“Good practice” or even “best practice” are ubiquitous terms in international cooperation, commonly designating one of the keys to successful development work. In SDC, particular network-structures for learning in thematic domains have been conceived to continuously “develop Good Technical Practice”. Yet, what does this mean at all? With today’s article the SDC Knowledge and Learning processes division introduces a new electronic working aid, meant as practical guidance for new SDC-staff, as resourcekit for more experienced ones.
By Michèle Marin
“Good practice” or even “best practice” are ubiquitous terms in international cooperation and the running issue of any Learning Organisation. In SDC, particular network-structures have been conceived to “develop Good Practice” in selected technical areas (e.g. Water, Gender, financial management etc.). Commonly designating one of the keys to successful development work, it is yet hard to seize what the notion implies. Often used in relation with technical competence in a particular thematic area, e.g. the “how to do” in agriculture, it can equally designate more general procedural and methodological quality of interventions.
In fact, the buzz word hides quite a story – let me illustrate it by one…
…The Story of the Chowdhuries or What good practice is all about
“Find out what works well and apply it. Learn from others, share your experience. Make sure the necessary capacities are built and know-how handed over in good times.”
This epilogue of the story in the audio-comic above summarizes what we understand by Good Practice in the context of organisational learning and knowledge management.
The story further illustrates that developing Good Practice is not a once-and-for-all activity, but – more technically speaking – a continuous learning loop backed up by organizational measures, where technical skillfulness and methodological and procedural quality go hand in hand. In this sense, developing Good Practice can be translated into 4 core elements or tasks, as depicted in the graphics.
Imagine the four elements as complementary “stations” to be implemented in a balanced way. Each of the stations covers a variety of sub-tasks (“steps”). Let me summarize them below:
Identify and Adapt “Good Practice”
Finding out what works and why naturally go hand in hand with adjusting one’s own practice. There never is a point “zero” in “Good Practice”; action precedes reflection. Identifying and adapting “Good Practice” can be described as 5-step procedure:
- learn from our own experience;
- learn from others
- raise research results;
- infuse innovation and scaling-up;
- formulate sector policies.
Perform “Good Practice” in operations
The main objective for working on “Good Practice” is quality performance in operations, strategic partnerships, and policy dialogue. This means that experiences, international state of the art, and organizational priorities are to be reflected in what the organization does.
Working according to “Good Practice” includes:
- using/applying sector analysis instruments;
- basing interventions on sector impact models;
- using process and product standards for planning, steering, and reporting;

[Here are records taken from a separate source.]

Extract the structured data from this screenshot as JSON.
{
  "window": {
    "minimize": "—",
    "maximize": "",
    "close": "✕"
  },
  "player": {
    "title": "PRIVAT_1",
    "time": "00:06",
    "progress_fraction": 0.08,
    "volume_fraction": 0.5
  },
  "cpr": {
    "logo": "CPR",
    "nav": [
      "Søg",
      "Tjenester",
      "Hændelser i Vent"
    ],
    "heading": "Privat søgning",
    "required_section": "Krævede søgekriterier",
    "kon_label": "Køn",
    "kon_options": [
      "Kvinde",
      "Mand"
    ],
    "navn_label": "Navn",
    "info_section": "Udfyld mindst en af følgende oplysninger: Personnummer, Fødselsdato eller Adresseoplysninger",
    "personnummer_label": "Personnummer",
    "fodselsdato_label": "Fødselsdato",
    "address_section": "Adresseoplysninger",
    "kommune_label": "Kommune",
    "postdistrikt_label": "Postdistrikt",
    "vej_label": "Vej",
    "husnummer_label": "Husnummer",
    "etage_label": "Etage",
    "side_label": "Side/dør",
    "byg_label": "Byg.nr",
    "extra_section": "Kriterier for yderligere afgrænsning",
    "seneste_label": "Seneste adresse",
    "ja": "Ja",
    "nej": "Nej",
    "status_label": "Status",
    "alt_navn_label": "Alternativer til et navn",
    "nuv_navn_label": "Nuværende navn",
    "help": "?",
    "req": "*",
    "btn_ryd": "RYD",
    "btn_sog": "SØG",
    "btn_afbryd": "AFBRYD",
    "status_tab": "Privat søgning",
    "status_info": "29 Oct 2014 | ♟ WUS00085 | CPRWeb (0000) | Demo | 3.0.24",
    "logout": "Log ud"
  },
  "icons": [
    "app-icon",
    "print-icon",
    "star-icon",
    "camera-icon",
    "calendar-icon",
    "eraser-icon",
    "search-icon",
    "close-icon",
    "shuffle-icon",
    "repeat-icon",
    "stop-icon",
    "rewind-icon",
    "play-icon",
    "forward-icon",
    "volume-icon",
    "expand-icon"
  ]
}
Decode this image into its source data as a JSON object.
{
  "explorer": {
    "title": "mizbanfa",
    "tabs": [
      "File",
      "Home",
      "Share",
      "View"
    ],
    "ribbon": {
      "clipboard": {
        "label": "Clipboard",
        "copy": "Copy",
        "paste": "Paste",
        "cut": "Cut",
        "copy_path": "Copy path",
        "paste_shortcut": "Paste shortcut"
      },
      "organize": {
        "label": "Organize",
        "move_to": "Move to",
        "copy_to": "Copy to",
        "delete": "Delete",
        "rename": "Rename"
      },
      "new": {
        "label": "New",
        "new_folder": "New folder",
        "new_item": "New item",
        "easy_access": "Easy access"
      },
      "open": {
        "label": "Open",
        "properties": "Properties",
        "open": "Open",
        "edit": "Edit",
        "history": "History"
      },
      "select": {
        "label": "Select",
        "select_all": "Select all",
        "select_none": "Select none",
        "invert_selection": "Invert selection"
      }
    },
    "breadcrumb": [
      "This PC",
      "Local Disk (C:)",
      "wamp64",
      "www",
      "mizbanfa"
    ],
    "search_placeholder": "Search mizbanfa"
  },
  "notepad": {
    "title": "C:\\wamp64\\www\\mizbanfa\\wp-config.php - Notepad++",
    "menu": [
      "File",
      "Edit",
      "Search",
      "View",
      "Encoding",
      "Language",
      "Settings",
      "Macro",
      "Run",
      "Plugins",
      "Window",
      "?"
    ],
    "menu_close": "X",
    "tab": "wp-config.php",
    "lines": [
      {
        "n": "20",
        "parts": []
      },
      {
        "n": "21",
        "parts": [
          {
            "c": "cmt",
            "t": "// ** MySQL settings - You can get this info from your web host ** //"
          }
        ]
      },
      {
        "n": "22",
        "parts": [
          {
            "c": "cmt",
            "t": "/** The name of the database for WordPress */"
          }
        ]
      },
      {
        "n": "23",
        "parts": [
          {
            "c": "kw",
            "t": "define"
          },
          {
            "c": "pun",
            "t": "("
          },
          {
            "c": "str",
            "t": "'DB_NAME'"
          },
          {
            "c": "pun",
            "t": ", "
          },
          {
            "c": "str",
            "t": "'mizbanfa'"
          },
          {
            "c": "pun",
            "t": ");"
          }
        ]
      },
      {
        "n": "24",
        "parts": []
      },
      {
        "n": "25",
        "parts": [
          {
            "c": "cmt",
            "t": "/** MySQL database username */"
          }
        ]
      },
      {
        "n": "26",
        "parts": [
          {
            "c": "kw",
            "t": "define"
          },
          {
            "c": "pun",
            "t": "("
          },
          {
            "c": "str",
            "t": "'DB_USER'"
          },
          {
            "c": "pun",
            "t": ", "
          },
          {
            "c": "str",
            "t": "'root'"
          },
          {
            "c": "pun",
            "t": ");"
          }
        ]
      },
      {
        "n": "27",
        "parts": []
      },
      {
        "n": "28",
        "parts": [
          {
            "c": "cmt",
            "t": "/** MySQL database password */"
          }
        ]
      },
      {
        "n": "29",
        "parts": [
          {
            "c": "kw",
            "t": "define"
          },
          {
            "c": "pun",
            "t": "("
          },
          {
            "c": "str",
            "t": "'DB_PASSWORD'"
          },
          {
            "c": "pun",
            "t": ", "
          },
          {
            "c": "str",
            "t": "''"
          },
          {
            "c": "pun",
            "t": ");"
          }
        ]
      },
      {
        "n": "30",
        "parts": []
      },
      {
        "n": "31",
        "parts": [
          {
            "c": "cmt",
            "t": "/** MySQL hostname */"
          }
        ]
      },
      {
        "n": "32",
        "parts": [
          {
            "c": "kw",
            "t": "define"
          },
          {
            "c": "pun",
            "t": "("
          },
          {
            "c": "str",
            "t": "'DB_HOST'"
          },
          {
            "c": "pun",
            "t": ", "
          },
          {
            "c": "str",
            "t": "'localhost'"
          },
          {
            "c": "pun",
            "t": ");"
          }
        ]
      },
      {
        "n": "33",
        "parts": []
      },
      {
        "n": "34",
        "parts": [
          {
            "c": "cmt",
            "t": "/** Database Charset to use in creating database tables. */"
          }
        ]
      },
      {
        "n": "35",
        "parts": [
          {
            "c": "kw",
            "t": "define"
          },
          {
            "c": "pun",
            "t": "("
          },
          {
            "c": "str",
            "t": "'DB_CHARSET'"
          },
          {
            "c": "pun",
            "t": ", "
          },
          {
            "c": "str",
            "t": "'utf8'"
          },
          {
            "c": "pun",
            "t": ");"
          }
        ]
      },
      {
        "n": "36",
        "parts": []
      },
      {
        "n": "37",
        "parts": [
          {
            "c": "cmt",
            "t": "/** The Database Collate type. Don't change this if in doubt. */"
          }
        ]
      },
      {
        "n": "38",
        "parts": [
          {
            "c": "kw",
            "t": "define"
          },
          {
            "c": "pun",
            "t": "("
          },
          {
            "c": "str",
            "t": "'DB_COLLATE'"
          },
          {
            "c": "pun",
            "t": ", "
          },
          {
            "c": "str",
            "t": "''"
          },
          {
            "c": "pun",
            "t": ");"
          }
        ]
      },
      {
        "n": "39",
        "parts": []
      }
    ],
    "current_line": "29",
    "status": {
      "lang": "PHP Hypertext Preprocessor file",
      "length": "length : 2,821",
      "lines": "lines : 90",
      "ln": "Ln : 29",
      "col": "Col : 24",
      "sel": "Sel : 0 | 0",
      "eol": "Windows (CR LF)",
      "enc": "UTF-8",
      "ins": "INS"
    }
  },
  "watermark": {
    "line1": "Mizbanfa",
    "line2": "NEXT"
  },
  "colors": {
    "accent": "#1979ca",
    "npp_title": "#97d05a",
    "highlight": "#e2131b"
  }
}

- securing competence in action;
- translating operational experience into partner dialogue and policy influencing.
Anchor “Good Practice” in the organisation
Sound organisational support is required to ensure that “Good Practice” enhances cooperation quality in the long run. The following 4 steps help anchoring “Good Practice” in the organization:

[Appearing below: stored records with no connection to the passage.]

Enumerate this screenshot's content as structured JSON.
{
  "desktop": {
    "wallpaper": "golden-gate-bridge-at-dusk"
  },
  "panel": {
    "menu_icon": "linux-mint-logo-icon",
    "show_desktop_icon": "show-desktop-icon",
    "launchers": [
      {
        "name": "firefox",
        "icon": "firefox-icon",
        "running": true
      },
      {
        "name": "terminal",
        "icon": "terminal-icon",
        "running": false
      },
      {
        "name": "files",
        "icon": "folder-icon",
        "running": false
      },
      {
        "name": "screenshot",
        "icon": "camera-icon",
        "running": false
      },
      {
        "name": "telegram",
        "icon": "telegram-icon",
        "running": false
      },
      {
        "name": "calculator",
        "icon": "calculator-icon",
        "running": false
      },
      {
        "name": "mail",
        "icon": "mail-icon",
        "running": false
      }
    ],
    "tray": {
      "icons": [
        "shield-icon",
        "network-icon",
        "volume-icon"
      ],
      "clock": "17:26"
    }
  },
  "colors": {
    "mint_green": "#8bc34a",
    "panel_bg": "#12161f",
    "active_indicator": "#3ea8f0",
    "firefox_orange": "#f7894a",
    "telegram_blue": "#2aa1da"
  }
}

- create and nurture exchange venues;
- include reflection- and learning steps in business processes;
- secure knowledge with staff changes;

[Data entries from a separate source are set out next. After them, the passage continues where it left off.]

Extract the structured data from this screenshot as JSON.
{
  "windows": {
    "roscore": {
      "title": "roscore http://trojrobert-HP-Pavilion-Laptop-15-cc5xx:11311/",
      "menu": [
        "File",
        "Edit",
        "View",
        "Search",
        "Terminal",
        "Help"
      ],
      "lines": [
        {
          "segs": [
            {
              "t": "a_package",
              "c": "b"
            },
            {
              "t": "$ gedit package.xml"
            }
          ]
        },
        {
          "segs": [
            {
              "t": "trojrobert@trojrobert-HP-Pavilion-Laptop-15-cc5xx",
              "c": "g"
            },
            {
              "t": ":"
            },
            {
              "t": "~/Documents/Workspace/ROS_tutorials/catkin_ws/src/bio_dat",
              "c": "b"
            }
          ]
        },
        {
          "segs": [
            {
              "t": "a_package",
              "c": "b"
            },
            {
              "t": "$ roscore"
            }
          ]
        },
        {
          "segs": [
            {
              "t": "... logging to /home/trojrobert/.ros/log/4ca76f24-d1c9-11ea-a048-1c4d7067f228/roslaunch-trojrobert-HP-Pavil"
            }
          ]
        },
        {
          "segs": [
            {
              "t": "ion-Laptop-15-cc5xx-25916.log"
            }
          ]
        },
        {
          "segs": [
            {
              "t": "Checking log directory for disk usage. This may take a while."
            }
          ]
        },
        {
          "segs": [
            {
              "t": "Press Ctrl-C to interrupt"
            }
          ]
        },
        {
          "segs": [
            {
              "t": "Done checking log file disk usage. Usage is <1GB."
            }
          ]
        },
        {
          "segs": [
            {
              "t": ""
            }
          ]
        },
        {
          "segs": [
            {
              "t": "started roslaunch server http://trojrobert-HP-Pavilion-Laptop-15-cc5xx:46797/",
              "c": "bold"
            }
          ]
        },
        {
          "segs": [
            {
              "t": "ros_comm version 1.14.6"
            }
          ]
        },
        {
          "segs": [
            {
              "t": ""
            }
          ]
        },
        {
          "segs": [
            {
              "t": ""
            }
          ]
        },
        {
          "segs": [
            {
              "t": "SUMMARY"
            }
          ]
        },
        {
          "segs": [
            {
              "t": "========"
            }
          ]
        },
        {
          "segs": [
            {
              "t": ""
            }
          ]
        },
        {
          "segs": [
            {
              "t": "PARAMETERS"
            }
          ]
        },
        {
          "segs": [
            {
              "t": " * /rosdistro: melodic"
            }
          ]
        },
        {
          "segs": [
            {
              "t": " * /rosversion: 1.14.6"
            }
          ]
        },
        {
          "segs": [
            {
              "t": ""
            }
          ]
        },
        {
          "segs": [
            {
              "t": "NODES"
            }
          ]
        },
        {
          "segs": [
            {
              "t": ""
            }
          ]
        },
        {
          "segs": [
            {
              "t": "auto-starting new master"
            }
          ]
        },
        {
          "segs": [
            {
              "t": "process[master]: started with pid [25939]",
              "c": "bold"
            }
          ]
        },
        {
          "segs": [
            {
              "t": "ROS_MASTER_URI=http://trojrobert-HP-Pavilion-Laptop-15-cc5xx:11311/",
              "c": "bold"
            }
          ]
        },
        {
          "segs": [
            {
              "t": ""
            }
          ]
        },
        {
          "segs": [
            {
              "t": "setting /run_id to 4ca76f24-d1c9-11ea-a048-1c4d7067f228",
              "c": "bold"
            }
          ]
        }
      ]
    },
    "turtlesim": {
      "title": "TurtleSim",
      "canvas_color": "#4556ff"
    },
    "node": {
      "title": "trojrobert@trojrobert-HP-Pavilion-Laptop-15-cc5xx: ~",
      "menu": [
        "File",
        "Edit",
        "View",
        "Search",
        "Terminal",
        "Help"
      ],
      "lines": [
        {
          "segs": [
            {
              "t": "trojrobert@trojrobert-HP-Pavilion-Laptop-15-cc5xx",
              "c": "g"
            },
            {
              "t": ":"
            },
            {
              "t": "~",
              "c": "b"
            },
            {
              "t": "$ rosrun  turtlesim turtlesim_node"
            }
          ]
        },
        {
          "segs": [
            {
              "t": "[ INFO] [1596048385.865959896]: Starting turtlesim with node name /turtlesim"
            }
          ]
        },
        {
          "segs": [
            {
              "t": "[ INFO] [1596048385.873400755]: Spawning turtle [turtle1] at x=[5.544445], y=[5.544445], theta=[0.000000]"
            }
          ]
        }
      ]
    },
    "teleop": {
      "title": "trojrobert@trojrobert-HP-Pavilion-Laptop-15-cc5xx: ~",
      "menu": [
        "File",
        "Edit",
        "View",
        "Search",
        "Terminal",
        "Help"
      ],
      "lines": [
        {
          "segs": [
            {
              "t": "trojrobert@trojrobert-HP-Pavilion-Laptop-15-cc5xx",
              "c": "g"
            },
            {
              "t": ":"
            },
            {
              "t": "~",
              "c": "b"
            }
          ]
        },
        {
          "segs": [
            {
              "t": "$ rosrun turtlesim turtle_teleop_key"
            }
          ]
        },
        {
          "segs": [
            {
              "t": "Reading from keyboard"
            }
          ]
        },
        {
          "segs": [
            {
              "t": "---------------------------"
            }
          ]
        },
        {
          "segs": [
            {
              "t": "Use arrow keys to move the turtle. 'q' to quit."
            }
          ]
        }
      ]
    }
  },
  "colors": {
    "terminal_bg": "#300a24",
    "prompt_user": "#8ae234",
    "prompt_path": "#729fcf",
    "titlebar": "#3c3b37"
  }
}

- document relevant experience and make it accessible
Form “Good Practice” through Staff
“Good Practice” is threatened by both, skills-erosion and “copy-pasting”: staff not being able to do what their predecessors were able to do, or staff mechanically applying transferred recipes. Practice must go hand in hand with shared reflection in order to grow good and better. Staff needs to be sensitized and empowered to make the grade. “Form Good Practice through staff” implies 4 steps:
- secure individual learning and sharing tasks;
- develop participatory learning- and advisory skills
- strengthen e-communication and e-collaboration skills;
- support capacity development with partners.
Developing Good Practice in SDC: The working aid
SDC has a rich experience in implementing the diverse steps above. Yet, orientation is not evident: What has proved effective and why? What practical tools are there?
Striving to promote organisational learning in general, and give guidance to SDC networks in particular, K&LP division has condensed institutional and operational knowhow and developed a methodological working aid. For each station and step above it provides explanatory text, methodological recommendations and tools, illustrated by examples.
The audio-comic presented above provides a soft entry point to the issue ( also downloadable as full comic strip)
The Working on Good Technical practice in SDC provides for multiple usage, as
- an introduction and guide to learn about the Good Practice-Loop in SDC;
- a resourcekit when in search of recommendations to particular step.
- a virtual workbook to elaborate particular steps hands on, e.g. in network-groups, on the integrated Wiki-like working space (“logbook”)